    I very much liked the idea of being corrected by a native speaker initially. When I first started getting responses and corrections it seemed like I was really starting to get a grip of the language. Then i went to go correct a Russian native speaking English. Most of the English native tutors were telling people they were doing great when their spelling would be off, or giving one correction to a paragraph riddled with errors. I'm not saying that I'm an English genius by any means, but these were simple mistakes. It got me wondering if the Russian natives were just being as lenient with me as the English natives were with them. Also, English is a confusing language for everyone, even English speakers. For example, how many of you noticed that I used 'there' instead of 'their', and 'affective' instead of 'effective' in my first sentence? Like I've said, I'm not an English genius, and I'm sure I've made many more mistakes than I even realize. For this reason, I don't believe being able to speak a language qualifies you to tutor someone else to learn.

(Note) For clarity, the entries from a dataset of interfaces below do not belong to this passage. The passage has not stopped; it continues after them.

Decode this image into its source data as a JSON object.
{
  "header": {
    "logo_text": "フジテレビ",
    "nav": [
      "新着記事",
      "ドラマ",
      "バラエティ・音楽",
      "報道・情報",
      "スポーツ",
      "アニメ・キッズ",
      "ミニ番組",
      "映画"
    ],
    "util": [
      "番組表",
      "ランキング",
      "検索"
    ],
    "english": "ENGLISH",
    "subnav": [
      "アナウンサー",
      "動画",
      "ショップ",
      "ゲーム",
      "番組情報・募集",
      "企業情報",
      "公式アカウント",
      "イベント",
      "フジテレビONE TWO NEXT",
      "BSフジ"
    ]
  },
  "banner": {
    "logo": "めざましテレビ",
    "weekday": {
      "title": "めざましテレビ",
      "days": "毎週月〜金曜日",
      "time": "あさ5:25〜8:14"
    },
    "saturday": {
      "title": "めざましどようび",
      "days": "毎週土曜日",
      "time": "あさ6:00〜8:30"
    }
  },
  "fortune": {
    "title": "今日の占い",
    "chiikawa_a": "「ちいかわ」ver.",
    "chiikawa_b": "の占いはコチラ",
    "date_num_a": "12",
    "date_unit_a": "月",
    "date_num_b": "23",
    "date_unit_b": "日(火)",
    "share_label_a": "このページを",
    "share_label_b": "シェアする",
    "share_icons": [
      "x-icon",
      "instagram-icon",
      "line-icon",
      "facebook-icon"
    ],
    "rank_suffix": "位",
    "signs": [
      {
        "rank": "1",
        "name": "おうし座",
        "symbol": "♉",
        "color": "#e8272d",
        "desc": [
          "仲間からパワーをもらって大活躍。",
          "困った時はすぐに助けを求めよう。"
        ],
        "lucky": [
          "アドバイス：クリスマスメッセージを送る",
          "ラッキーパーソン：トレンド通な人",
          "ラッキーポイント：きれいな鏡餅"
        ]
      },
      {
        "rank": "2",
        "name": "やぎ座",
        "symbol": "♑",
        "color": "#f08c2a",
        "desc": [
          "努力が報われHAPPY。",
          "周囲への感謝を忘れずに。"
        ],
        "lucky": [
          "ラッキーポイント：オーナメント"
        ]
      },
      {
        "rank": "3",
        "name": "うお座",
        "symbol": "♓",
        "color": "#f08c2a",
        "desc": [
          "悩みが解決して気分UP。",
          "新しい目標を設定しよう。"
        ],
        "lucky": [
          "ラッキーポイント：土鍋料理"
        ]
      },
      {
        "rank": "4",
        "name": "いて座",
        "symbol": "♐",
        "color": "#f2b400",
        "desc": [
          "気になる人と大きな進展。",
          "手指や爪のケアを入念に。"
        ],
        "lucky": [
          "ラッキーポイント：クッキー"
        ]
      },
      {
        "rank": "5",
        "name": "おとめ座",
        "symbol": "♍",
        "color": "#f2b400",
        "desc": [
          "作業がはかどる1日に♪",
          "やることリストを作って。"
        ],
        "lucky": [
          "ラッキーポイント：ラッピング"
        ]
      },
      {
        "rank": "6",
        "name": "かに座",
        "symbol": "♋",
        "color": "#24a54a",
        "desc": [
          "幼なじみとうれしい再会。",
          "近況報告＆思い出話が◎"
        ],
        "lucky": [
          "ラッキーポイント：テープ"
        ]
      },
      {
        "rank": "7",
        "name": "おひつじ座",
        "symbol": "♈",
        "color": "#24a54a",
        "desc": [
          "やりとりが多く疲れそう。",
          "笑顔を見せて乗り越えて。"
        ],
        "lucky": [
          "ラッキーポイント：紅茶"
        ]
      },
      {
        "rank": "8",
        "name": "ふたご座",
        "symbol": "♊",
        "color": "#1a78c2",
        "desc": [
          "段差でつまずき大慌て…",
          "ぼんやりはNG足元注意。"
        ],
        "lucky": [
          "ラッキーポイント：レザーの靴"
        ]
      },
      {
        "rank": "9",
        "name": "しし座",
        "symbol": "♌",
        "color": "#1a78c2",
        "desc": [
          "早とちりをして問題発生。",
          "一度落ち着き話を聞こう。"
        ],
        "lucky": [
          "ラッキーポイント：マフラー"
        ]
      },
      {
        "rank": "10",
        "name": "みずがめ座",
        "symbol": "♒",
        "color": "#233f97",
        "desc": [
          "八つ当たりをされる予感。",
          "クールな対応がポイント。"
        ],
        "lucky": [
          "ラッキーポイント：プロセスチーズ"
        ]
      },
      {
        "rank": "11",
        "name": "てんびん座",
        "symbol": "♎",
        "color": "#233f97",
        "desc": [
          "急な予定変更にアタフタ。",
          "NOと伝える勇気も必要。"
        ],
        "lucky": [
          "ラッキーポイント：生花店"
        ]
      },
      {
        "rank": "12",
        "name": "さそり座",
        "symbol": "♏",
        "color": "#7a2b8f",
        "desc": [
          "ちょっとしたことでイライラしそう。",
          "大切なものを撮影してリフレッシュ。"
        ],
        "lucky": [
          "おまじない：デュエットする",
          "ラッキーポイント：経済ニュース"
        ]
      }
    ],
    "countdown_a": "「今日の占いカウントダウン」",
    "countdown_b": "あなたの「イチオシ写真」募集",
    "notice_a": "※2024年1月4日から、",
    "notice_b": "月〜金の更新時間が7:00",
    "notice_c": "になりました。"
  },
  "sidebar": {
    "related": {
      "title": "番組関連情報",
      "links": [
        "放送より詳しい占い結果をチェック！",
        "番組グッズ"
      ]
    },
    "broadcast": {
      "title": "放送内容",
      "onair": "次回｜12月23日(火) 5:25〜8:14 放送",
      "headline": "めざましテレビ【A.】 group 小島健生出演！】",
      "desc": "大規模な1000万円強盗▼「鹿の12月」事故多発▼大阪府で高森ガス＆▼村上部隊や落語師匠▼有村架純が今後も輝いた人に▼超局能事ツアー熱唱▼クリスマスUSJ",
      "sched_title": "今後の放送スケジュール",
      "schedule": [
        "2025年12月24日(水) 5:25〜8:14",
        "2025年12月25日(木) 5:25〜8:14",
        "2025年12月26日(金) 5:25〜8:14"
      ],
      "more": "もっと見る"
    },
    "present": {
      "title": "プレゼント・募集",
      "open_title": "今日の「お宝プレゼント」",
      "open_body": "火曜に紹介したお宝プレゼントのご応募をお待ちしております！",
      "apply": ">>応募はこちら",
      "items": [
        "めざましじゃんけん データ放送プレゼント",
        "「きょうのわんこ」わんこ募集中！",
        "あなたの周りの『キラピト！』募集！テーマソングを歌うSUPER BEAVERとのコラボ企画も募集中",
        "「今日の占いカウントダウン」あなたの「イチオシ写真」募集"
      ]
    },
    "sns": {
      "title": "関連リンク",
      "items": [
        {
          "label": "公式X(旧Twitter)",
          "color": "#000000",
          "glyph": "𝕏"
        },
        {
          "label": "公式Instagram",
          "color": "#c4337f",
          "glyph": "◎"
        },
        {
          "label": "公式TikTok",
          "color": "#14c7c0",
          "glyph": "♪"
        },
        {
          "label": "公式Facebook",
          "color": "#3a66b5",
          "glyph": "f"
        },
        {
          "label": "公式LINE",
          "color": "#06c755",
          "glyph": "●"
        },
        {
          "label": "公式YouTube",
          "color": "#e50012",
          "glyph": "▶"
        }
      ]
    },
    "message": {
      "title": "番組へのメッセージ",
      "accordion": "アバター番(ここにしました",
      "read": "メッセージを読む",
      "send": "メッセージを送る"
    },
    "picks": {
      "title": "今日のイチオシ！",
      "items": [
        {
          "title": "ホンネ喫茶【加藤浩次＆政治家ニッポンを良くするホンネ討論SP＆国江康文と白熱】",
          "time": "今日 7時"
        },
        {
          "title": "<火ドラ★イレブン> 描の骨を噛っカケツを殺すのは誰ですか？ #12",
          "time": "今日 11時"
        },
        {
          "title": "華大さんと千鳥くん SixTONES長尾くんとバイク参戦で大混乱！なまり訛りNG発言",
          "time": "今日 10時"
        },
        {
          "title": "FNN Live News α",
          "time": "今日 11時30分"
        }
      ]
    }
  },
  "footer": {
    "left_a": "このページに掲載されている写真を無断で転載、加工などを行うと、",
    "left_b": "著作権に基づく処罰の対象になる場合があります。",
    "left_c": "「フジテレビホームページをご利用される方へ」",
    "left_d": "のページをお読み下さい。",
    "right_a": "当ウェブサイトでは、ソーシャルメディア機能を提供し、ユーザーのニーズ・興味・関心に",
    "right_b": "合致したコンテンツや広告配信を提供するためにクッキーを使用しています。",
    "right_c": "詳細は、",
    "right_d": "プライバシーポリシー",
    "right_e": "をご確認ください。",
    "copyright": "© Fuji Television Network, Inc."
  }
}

    A few ways I think this website would work better.
    1. If live mocha didn't treat every language equally.
    2. If there were a grammar section if needed), before each unit.
    3. As a member, try to find and add friends that are the most critical of submissions.
    4. As a member, review another person's submission carefully, and be very critical.
    5. Until they put in a grammar section, buy a grammar book first to learn key components of the language.
    6. Have pictures of naked ladies in the learning section. (just kidding) 🙂

  • Hiya jjdylan – yeah, I agree with you on a few of these points, some of which I mentioned in my review. In general, learning any non-roman language is harder on LiveMocha because they don't really address the fact that the symbols you're looking at are utterly meaningless in sound and meaning at the beginning.

    For latin-based languages, it's worked out really well. For Japanese, I'm starting to use it as a supplement. I am learning Japanese using Rosetta Stone, an iphone app (not kidding – it's a great ine!), and a few mnemonic books to help me remember all of the symbols, and LiveMocha will be just another set in my toolbox for learning.

    I haven't run into people being “too” nice on LM. Maybe it's just that Spanish-speaking people are better at beong assholes? lol j/k – they've been supportive but not fibbing about my skills.

  • ashley – congrats on your Italian successes! I'm so thrilled to hear that. I completely agree that learning a new language shouldn't burn a hole in your wallet. Americans in particular get criticized for not being multi-lingual, but it felt like in order to really learn a language, you'd have to spend a ton of money. Language is free, and the mechanism for learning it should be affordable. The fact that LiveMocha is a community, not just a piece of software, means that even after you finish your lessons, you'll be able to chat with other language-learners on the site and keep building your skills, which is fantastic 🙂

  • Hey there Dan – sorry for the delayed reply – past two weeks have been beating me to death. You were putting this article in an assignment? How did you find it? I swear a lot on this site, so I'm not used to it being included in reports… lol)

    I'm so thrilled you're excited about LiveMocha! Have you had a chance to play around yet? I've started studying Japanese, so LiveMocha isn't perfect for learning from scratch, but it ends up being an excellent supplement.

  • Another note – it would be SUPER helpful if LiveMocha included both the kanji AND the hiragana versions of the words. Hiragana is purely phonetic, but it's required by law to be included in some instances of Japanese publications, so it's something everyone learning japanese should know, and can be super helpful at deciphering pronunciations. I'd prefer to not have to look at the Romaji versions (english text used to describe the phonetics), but LiveMocha currently only gives me the option of viewing kanji or romaji.

  • Howard

    I noticed your obvious errors, but figured you were not an English speaker and just made a mistake.
    :>)